Source information
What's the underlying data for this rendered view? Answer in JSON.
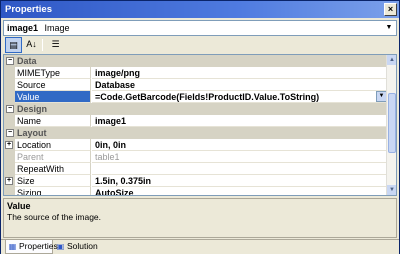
{
  "window": {
    "title": "Properties",
    "close_glyph": "×"
  },
  "object_selector": {
    "name": "image1",
    "type": "Image"
  },
  "toolbar": {
    "buttons": [
      {
        "name": "categorized-icon",
        "glyph": "▤"
      },
      {
        "name": "alphabetical-icon",
        "glyph": "A↓"
      },
      {
        "name": "property-pages-icon",
        "glyph": "☰"
      }
    ]
  },
  "grid": {
    "rows": [
      {
        "kind": "category",
        "toggle": "−",
        "label": "Data"
      },
      {
        "kind": "property",
        "name": "MIMEType",
        "value": "image/png"
      },
      {
        "kind": "property",
        "name": "Source",
        "value": "Database"
      },
      {
        "kind": "property",
        "name": "Value",
        "value": "=Code.GetBarcode(Fields!ProductID.Value.ToString)",
        "selected": true
      },
      {
        "kind": "category",
        "toggle": "−",
        "label": "Design"
      },
      {
        "kind": "property",
        "name": "Name",
        "value": "image1"
      },
      {
        "kind": "category",
        "toggle": "−",
        "label": "Layout"
      },
      {
        "kind": "property",
        "name": "Location",
        "value": "0in, 0in",
        "expander": "+"
      },
      {
        "kind": "property",
        "name": "Parent",
        "value": "table1",
        "disabled": true
      },
      {
        "kind": "property",
        "name": "RepeatWith",
        "value": ""
      },
      {
        "kind": "property",
        "name": "Size",
        "value": "1.5in, 0.375in",
        "expander": "+"
      },
      {
        "kind": "property",
        "name": "Sizing",
        "value": "AutoSize"
      }
    ]
  },
  "description": {
    "title": "Value",
    "text": "The source of the image."
  },
  "tabs": [
    {
      "label": "Properties",
      "active": true
    },
    {
      "label": "Solution Explorer",
      "active": false
    }
  ],
  "colors": {
    "titlebar": "#2e57c5",
    "selection": "#316ac5",
    "category": "#d6d3c4"
  }
}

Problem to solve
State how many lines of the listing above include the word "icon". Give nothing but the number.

Answer below
3